TOWNSEND – For many wrestlers, competition begins at an early age. Moms and dads drive their children across the state, perhaps across the northwest, for tournaments with competitors ranging from age five or six to the high school ages.

With the majority of grapplers learning technique and terms at such a young age, it’s rare to see success follow those who get a late start to the sport. But Townsend senior Derek Neel is no ordinary young man.

“Derek Neel is one of those kids that every coach wants in their room,” said Townsend coach John O’Dell. “He’s the first to get here and last to leave, he has unbelievable work ethic, a 4.0 GPA student and probably one of the nicest kids in our high school. He’s a great ambassador for our sport.”

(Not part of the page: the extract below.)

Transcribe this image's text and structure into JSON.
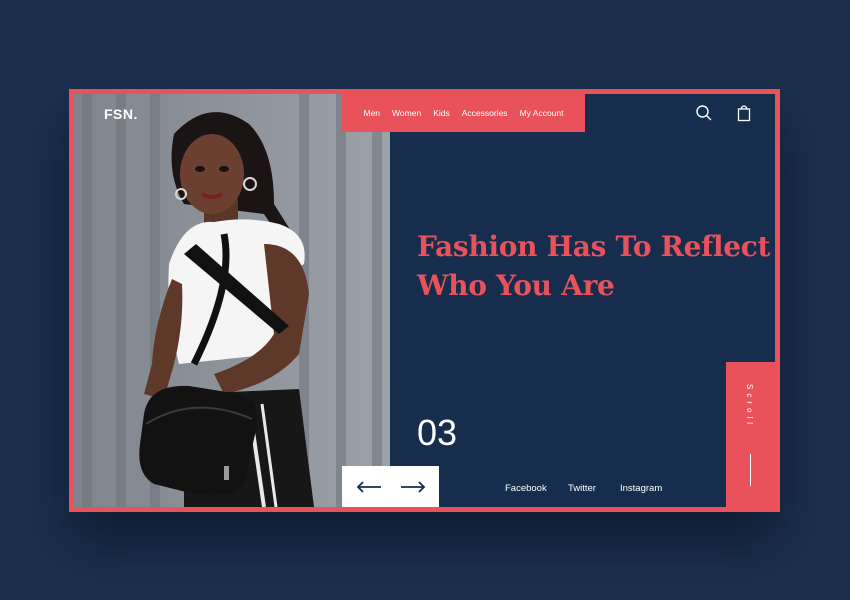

Townsend senior Derek Neel (bottom) works a pin in the practice room. (SLIM KIMMEL/MTN Sports)

Neel’s work ethic has been contagious in the Bulldogs’ wrestling room as teammates try to match his intensity and dedication. But when it came to specific technical aspects of the sport, O’Dell admits there were challenges.

Story continues below

“Honestly, he’s one of those kids that it’s not easy for him,” said O’Dell. “He’s not gifted or the most athletic kid but he believes in everything you say and works as hard as he can. He’s turned himself into an absolutely physical beast and he’s a great football player. … We’re hoping to get him on the podium at state and he’s worked hard enough to get it.”

“It was a little bit challenging to start with,” said Neel, who missed most his freshman season with a broken leg from football, “but a lot of the guys I started with were also in their first year as freshmen too. The guys who knew a lot more helped us get caught up and the coaches do a good job watching us wrestle live matches and picking out the things we do naturally well and helping us build on those while teaching you the things you don’t know.”

Neel has been a sponge on the mats, soaking up every piece of knowledge and information tossed his way. What he’s lacked in experience, he has certainly made up for with his commitment.

“All the time. This and in football I give all the effort I have,” he said. “I definitely see improvements in my shots, that’s one of the biggest things we drill is shots. Warming up before a tournament we do three levels of takedowns. That’s one of the biggest parts. My coaches and my dad have told me if you can take someone down you can beat them in a match.”

Derek Neel (left) finished runner-up at the divisional tournament this past weekend (SLIM KIMMEL/MTN Sports)

Neel has earned his fair share of wins over the past two seasons. As a junior, he finished third in the division and won a couple of matches at the state tournament. Last weekend he captured runner-up honors in the division’s 160-pound class

“State is a lot different than anything else, you have to be able to shut out the noise. There are a lot of people there cheering. State matches tend to be more slow-paced than divisional matches because these are people we wrestle all the time down here, matches go pretty quick, if you’re going to pin someone you do it in the first period and most matches don’t go to the third period. State is a lot different because you have to slow your pace down and be patient and think through all the moves.

“I think I have to work on my patience and stamina in matches. Starting my freshman year, I don’t have a lot of talent or skill built up yet so it’s pretty much about outlasting the competition.”

O’Dell knows he will miss Neel on the practice mats, as well as at competitions next season. The long-time coach calls the senior, “One of the best drillers I have ever coached,” and says he drills at a college level.

Townsend coach John O’Dell praises Derek Neel for his work the past four seasons. (SLIM KIMMEL/MTN Sports)

Now, with only two days remaining in their time together, O’Dell has only one piece of advice to the athlete who has led his practices for the past few years.

“The same thing that has got him to this point,” O’Dell said. “He’s going to work hard, lead the team and I think he’s one of my son’s idols and will impact wrestling in Townsend for a long time with what he’s done.”